Since the collapse of Phones4U in 2014, Carphone Warehouse has been the only major retailer where consumers can compare tariffs from a number of different operators. 

According to a Financial Times report last month, Baldock wants to change the terms of its deals with EE, O2 and Vodafone – many of which were signed after the fall of Phones4U – because they were “unsustainable”.

All four major operators have invested significantly in their retail presences over the past few years and there is a suggestion that they might prefer to focus on their own channels because they are more profitable.

Three view

Three is the network partner for Dixons Carphone’s iD Mobile MVNO but withdrew from Carphone Warehouse back in 2013. Three CEO Dave Dyson told TechRadar Pro that although the retailer was an “important channel” for the industry due to sales volume, he said the operator was unlikely to return.

“We have a fixed cost of 300 retail stores ourselves and we don’t want [customers] to walk into a Carphone Warehouse store when we have our own rents and then we have a charge to use their infrastructure,” he explained. “It doesn’t make sense when it doesn’t add more value.”

“It’s a real challenge for a customer to walk into a Three store and see a tariff and then see the same in a Carphone Warehouse store at a different price. For those two reasons alone, we don’t think it’s the right for our business. Other operators do that for different reasons.”

As part of Three’s modernisation efforts, it is overhauling its own IT infrastructure so it can operate an omni-channel strategy, with a focus on online and ‘Netflix-style’ service provision. This highlights another challenge – the rise of online and the difficulties facing the high street.

Several high street names have vanished over the past few years, including electrical retailer Maplin, due to competition from the web.

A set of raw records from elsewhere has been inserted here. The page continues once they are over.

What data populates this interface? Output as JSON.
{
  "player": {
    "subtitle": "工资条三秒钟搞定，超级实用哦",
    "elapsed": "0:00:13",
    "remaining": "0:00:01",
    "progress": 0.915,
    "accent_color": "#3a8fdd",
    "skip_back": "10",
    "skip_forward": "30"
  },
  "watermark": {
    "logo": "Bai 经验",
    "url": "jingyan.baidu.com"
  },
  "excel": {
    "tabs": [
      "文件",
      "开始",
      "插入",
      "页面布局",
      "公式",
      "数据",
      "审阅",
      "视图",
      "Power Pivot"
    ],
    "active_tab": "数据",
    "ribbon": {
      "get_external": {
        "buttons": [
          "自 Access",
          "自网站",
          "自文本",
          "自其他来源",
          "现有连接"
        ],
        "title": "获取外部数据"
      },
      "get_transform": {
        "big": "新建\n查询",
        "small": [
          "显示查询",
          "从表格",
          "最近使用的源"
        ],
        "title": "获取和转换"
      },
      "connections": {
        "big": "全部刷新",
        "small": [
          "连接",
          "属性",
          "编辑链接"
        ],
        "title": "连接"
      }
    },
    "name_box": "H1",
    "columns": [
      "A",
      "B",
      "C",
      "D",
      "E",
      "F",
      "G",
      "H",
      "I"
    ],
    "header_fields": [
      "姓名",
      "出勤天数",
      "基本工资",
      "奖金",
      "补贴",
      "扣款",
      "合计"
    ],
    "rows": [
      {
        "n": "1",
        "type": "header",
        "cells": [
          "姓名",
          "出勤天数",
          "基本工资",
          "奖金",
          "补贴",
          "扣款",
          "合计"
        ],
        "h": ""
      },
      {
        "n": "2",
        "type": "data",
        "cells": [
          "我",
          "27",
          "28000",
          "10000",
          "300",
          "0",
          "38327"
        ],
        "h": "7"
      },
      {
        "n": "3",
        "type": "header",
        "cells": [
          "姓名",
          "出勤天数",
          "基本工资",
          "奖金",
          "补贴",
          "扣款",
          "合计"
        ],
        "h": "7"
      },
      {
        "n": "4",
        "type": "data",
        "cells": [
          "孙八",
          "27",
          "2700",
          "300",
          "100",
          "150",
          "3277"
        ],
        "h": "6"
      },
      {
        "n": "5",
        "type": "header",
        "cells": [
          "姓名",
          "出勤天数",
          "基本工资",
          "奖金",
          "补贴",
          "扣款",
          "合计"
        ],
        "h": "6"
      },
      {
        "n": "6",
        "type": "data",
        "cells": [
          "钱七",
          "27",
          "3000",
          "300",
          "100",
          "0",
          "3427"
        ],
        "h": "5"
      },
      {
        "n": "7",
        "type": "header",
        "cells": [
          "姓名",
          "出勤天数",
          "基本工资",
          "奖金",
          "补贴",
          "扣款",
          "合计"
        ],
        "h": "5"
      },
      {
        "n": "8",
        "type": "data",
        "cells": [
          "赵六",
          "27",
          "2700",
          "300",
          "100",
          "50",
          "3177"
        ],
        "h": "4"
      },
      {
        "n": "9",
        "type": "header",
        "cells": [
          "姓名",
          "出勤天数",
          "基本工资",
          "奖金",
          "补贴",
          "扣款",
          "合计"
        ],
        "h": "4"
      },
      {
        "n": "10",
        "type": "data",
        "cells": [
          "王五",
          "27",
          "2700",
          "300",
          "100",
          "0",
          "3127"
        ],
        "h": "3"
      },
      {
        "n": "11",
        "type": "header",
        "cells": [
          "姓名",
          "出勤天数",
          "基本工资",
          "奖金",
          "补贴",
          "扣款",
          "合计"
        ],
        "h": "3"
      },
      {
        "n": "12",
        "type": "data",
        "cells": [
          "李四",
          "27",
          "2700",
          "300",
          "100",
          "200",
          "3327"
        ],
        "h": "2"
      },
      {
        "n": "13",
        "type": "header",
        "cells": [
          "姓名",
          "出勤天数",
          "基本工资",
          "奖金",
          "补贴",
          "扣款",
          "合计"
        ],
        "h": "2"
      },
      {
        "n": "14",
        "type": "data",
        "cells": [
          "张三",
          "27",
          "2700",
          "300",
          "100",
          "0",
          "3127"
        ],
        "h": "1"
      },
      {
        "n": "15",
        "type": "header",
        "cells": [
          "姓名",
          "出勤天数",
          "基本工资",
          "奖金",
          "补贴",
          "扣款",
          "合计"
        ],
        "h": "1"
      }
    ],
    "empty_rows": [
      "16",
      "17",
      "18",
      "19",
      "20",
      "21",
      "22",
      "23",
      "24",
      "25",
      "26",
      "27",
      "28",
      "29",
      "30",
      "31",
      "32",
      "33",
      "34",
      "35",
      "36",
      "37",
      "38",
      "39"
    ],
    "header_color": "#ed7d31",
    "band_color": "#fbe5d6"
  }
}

“The UK high street feels like a bloodbath at the moment and every day it seems as though [someone is failing] and Dixons Carphone has a big high street presence,” suggest Mann. “[Online] is a concern and the rise of the price comparison website is a concern. These are a threat.”

Future of Carphone Warehouse

But there are some reasons for optimism. Mobile operators’ investment in their retail divisions shows that mobile customers still value face-to-face interactions and there’s no reason that Carphone Warehouse can’t still benefit from this.

Mobile phone repair specialist iSmash is expanding its high street presence and believes it is possible for mobile and electrical retailers to succeed.

“As obvious as it might sound, for bricks and mortar stores in the tech industry, the way to thrive is to remain agile,” says Julian Shovlin, managing director and founder of iSmash. 

“This means embracing new technology and listening to, and actioning insights from, your customers. Traditional tech retailers are going to need to innovate to stay relevant.”

Such an approach would clearly benefit from Baldock's ambitions to make better use of the company's data and Mann sees that Carphone Warehouse is already making changes.

“It’s interesting what Carphone Warehouse is doing with its leasing plans, which is new for the UK, and something to follow,” he explains. “They’re also doing some price comparison with energy suppliers.

“The UK moving slowly into a multi-play world and Carphone Warehouse is reflecting that.”

iD Mobile could be an area of growth, especially if it lives up to its earlier vision of providing mobile connectivity to connected devices.

“The MVNO is doing quite well. it’s up to about 750k subs which isn’t bad,” he says. “But the MVNO market is difficult, especially with Three and Vodafone moving in. They did unique things like data rollover to begin with but lots of networks do that now.

“Perhaps it could do more by integrating iD into consumer electronics.”

Steve McCaskill is TechRadar Pro's resident mobile industry expert, covering all aspects of the UK and global news, from operators to service providers and everything in between. He is a former editor of Silicon UK and journalist with over a decade's experience in the technology industry, writing about technology, in particular, telecoms, mobile and sports tech, sports, video games and media.